--- Provided information ---
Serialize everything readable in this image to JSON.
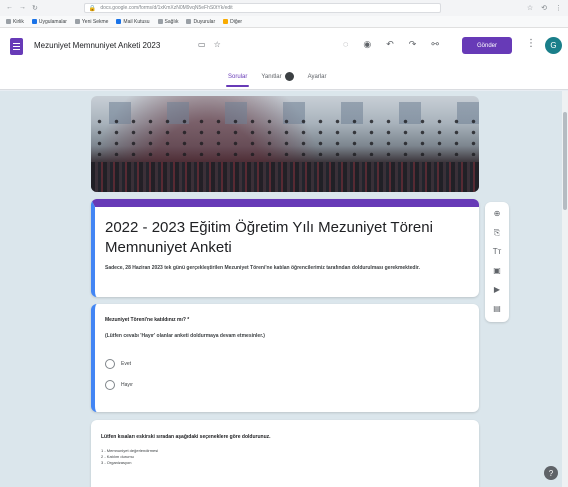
{
  "browser": {
    "url": "docs.google.com/forms/d/1xKmXzN0M9vqN5eFhS0tYk/edit",
    "nav_icons": {
      "back": "←",
      "forward": "→",
      "reload": "↻"
    },
    "right_icons": [
      "☆",
      "⟲",
      "⋮"
    ]
  },
  "bookmarks": [
    {
      "label": "Kirlik",
      "icon": "bookmark-icon"
    },
    {
      "label": "Uygulamalar",
      "icon": "apps-icon"
    },
    {
      "label": "Yeni Sekme",
      "icon": "bookmark-icon"
    },
    {
      "label": "Mail Kutusu",
      "icon": "mail-icon"
    },
    {
      "label": "Sağlık",
      "icon": "bookmark-icon"
    },
    {
      "label": "Duyurular",
      "icon": "bookmark-icon"
    },
    {
      "label": "Diğer",
      "icon": "folder-icon"
    }
  ],
  "header": {
    "doc_title": "Mezuniyet Memnuniyet Anketi 2023",
    "folder_icon": "▭",
    "star_icon": "☆",
    "tool_icons": {
      "palette": "◌",
      "preview": "◉",
      "undo": "↶",
      "redo": "↷",
      "link": "⚯"
    },
    "send_label": "Gönder",
    "more_icon": "⋮",
    "avatar_letter": "G"
  },
  "tabs": [
    {
      "label": "Sorular",
      "active": true
    },
    {
      "label": "Yanıtlar",
      "active": false
    },
    {
      "label": "Ayarlar",
      "active": false
    }
  ],
  "form": {
    "title": "2022 - 2023 Eğitim Öğretim Yılı Mezuniyet Töreni Memnuniyet Anketi",
    "description": "Sadece, 28 Haziran 2023 tek günü gerçekleştirilen Mezuniyet Töreni'ne katılan öğrencilerimiz tarafından doldurulması gerekmektedir."
  },
  "question1": {
    "title": "Mezuniyet Töreni'ne katıldınız mı? *",
    "subtitle": "(Lütfen cevabı 'Hayır' olanlar anketi doldurmaya devam etmesinler.)",
    "options": [
      "Evet",
      "Hayır"
    ]
  },
  "question2": {
    "title": "Lütfen kısaları eskirski sıradan aşağıdaki seçeneklere göre doldurunuz.",
    "items": [
      "1 - Memnuniyet değerlendirmesi",
      "2 - Katılım durumu",
      "3 - Organizasyon"
    ]
  },
  "side_toolbar": {
    "add": "⊕",
    "import": "⎘",
    "title_text": "Tт",
    "image": "▣",
    "video": "▶",
    "section": "▤"
  },
  "help_icon": "?"
}
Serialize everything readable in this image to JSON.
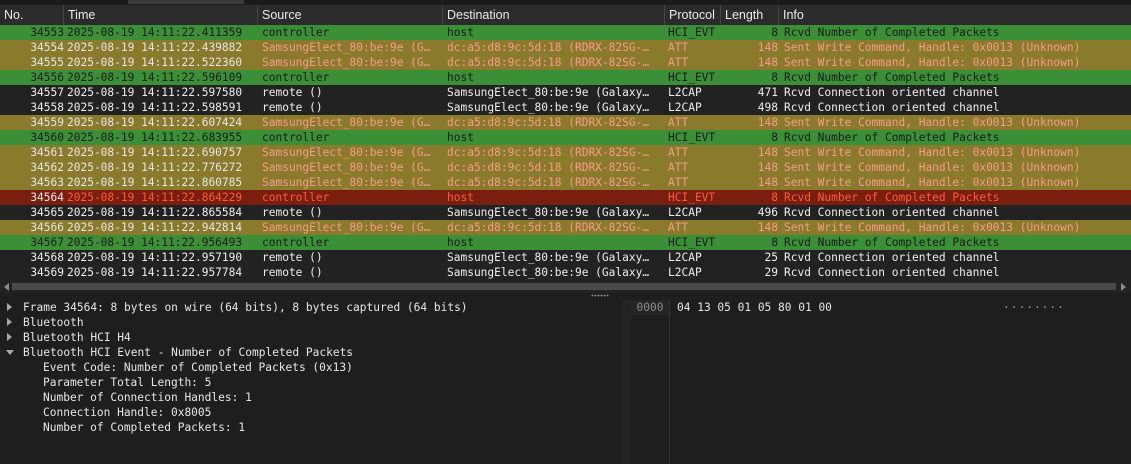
{
  "columns": [
    "No.",
    "Time",
    "Source",
    "Destination",
    "Protocol",
    "Length",
    "Info"
  ],
  "packets": [
    {
      "no": "34553",
      "time": "2025-08-19 14:11:22.411359",
      "src": "controller",
      "dst": "host",
      "proto": "HCI_EVT",
      "len": "8",
      "info": "Rcvd Number of Completed Packets",
      "type": "evt"
    },
    {
      "no": "34554",
      "time": "2025-08-19 14:11:22.439882",
      "src": "SamsungElect_80:be:9e (G…",
      "dst": "dc:a5:d8:9c:5d:18 (RDRX-82SG-…",
      "proto": "ATT",
      "len": "148",
      "info": "Sent Write Command, Handle: 0x0013 (Unknown)",
      "type": "att"
    },
    {
      "no": "34555",
      "time": "2025-08-19 14:11:22.522360",
      "src": "SamsungElect_80:be:9e (G…",
      "dst": "dc:a5:d8:9c:5d:18 (RDRX-82SG-…",
      "proto": "ATT",
      "len": "148",
      "info": "Sent Write Command, Handle: 0x0013 (Unknown)",
      "type": "att"
    },
    {
      "no": "34556",
      "time": "2025-08-19 14:11:22.596109",
      "src": "controller",
      "dst": "host",
      "proto": "HCI_EVT",
      "len": "8",
      "info": "Rcvd Number of Completed Packets",
      "type": "evt"
    },
    {
      "no": "34557",
      "time": "2025-08-19 14:11:22.597580",
      "src": "remote ()",
      "dst": "SamsungElect_80:be:9e (Galaxy…",
      "proto": "L2CAP",
      "len": "471",
      "info": "Rcvd Connection oriented channel",
      "type": "l2"
    },
    {
      "no": "34558",
      "time": "2025-08-19 14:11:22.598591",
      "src": "remote ()",
      "dst": "SamsungElect_80:be:9e (Galaxy…",
      "proto": "L2CAP",
      "len": "498",
      "info": "Rcvd Connection oriented channel",
      "type": "l2"
    },
    {
      "no": "34559",
      "time": "2025-08-19 14:11:22.607424",
      "src": "SamsungElect_80:be:9e (G…",
      "dst": "dc:a5:d8:9c:5d:18 (RDRX-82SG-…",
      "proto": "ATT",
      "len": "148",
      "info": "Sent Write Command, Handle: 0x0013 (Unknown)",
      "type": "att"
    },
    {
      "no": "34560",
      "time": "2025-08-19 14:11:22.683955",
      "src": "controller",
      "dst": "host",
      "proto": "HCI_EVT",
      "len": "8",
      "info": "Rcvd Number of Completed Packets",
      "type": "evt"
    },
    {
      "no": "34561",
      "time": "2025-08-19 14:11:22.690757",
      "src": "SamsungElect_80:be:9e (G…",
      "dst": "dc:a5:d8:9c:5d:18 (RDRX-82SG-…",
      "proto": "ATT",
      "len": "148",
      "info": "Sent Write Command, Handle: 0x0013 (Unknown)",
      "type": "att"
    },
    {
      "no": "34562",
      "time": "2025-08-19 14:11:22.776272",
      "src": "SamsungElect_80:be:9e (G…",
      "dst": "dc:a5:d8:9c:5d:18 (RDRX-82SG-…",
      "proto": "ATT",
      "len": "148",
      "info": "Sent Write Command, Handle: 0x0013 (Unknown)",
      "type": "att"
    },
    {
      "no": "34563",
      "time": "2025-08-19 14:11:22.860785",
      "src": "SamsungElect_80:be:9e (G…",
      "dst": "dc:a5:d8:9c:5d:18 (RDRX-82SG-…",
      "proto": "ATT",
      "len": "148",
      "info": "Sent Write Command, Handle: 0x0013 (Unknown)",
      "type": "att"
    },
    {
      "no": "34564",
      "time": "2025-08-19 14:11:22.864229",
      "src": "controller",
      "dst": "host",
      "proto": "HCI_EVT",
      "len": "8",
      "info": "Rcvd Number of Completed Packets",
      "type": "sel"
    },
    {
      "no": "34565",
      "time": "2025-08-19 14:11:22.865584",
      "src": "remote ()",
      "dst": "SamsungElect_80:be:9e (Galaxy…",
      "proto": "L2CAP",
      "len": "496",
      "info": "Rcvd Connection oriented channel",
      "type": "l2"
    },
    {
      "no": "34566",
      "time": "2025-08-19 14:11:22.942814",
      "src": "SamsungElect_80:be:9e (G…",
      "dst": "dc:a5:d8:9c:5d:18 (RDRX-82SG-…",
      "proto": "ATT",
      "len": "148",
      "info": "Sent Write Command, Handle: 0x0013 (Unknown)",
      "type": "att"
    },
    {
      "no": "34567",
      "time": "2025-08-19 14:11:22.956493",
      "src": "controller",
      "dst": "host",
      "proto": "HCI_EVT",
      "len": "8",
      "info": "Rcvd Number of Completed Packets",
      "type": "evt"
    },
    {
      "no": "34568",
      "time": "2025-08-19 14:11:22.957190",
      "src": "remote ()",
      "dst": "SamsungElect_80:be:9e (Galaxy…",
      "proto": "L2CAP",
      "len": "25",
      "info": "Rcvd Connection oriented channel",
      "type": "l2"
    },
    {
      "no": "34569",
      "time": "2025-08-19 14:11:22.957784",
      "src": "remote ()",
      "dst": "SamsungElect_80:be:9e (Galaxy…",
      "proto": "L2CAP",
      "len": "29",
      "info": "Rcvd Connection oriented channel",
      "type": "l2"
    }
  ],
  "details": {
    "frame": "Frame 34564: 8 bytes on wire (64 bits), 8 bytes captured (64 bits)",
    "bluetooth": "Bluetooth",
    "hci_h4": "Bluetooth HCI H4",
    "hci_event": "Bluetooth HCI Event - Number of Completed Packets",
    "children": [
      "Event Code: Number of Completed Packets (0x13)",
      "Parameter Total Length: 5",
      "Number of Connection Handles: 1",
      "Connection Handle: 0x8005",
      "Number of Completed Packets: 1"
    ]
  },
  "hex": {
    "offset": "0000",
    "bytes": "04 13 05 01 05 80 01 00",
    "ascii": "········"
  }
}
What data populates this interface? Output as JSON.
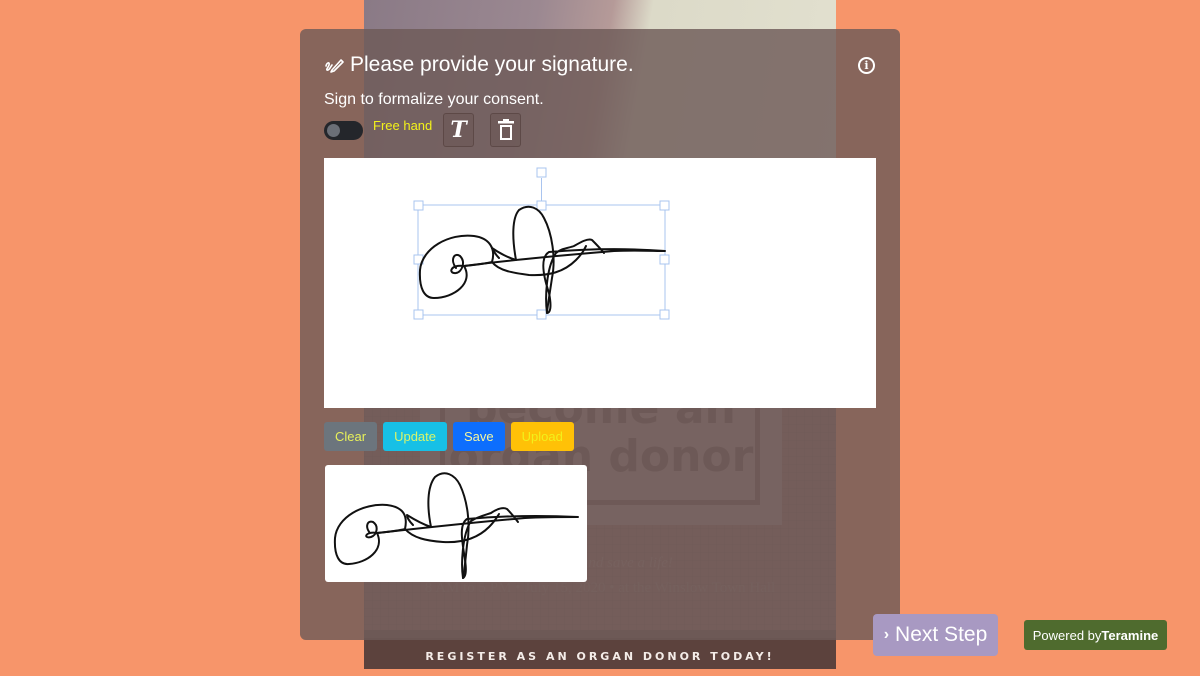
{
  "background_page": {
    "poster_title_line1": "become an",
    "poster_title_line2": "organ donor",
    "tagline": "Register and save a life!",
    "details": "8 AM to 5 PM • July 15, 2020 • at the Winslow Town Hall",
    "register_banner": "REGISTER AS AN ORGAN DONOR TODAY!"
  },
  "modal": {
    "title": "Please provide your signature.",
    "title_icon": "signature-icon",
    "info_icon": "info-icon",
    "subtitle": "Sign to formalize your consent.",
    "mode_toggle": {
      "label": "Free hand",
      "on": false
    },
    "tools": [
      {
        "name": "text-tool",
        "icon": "text-T-icon",
        "glyph": "T"
      },
      {
        "name": "delete-tool",
        "icon": "trash-icon"
      }
    ],
    "buttons": {
      "clear": "Clear",
      "update": "Update",
      "save": "Save",
      "upload": "Upload"
    }
  },
  "footer": {
    "next_step": "Next Step",
    "powered_prefix": "Powered by",
    "powered_brand": "Teramine"
  },
  "colors": {
    "page_background": "#f7956a",
    "toggle_label": "#f3f21a",
    "clear_bg": "#6c757d",
    "update_bg": "#17c0e6",
    "save_bg": "#0d6efd",
    "upload_bg": "#ffc107",
    "next_step_bg": "#a899c2",
    "powered_bg": "#4f6b2e",
    "selection_handles": "#a9c4ef"
  }
}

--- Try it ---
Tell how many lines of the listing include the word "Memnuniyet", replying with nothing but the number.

--- Reply to the exercise ---
3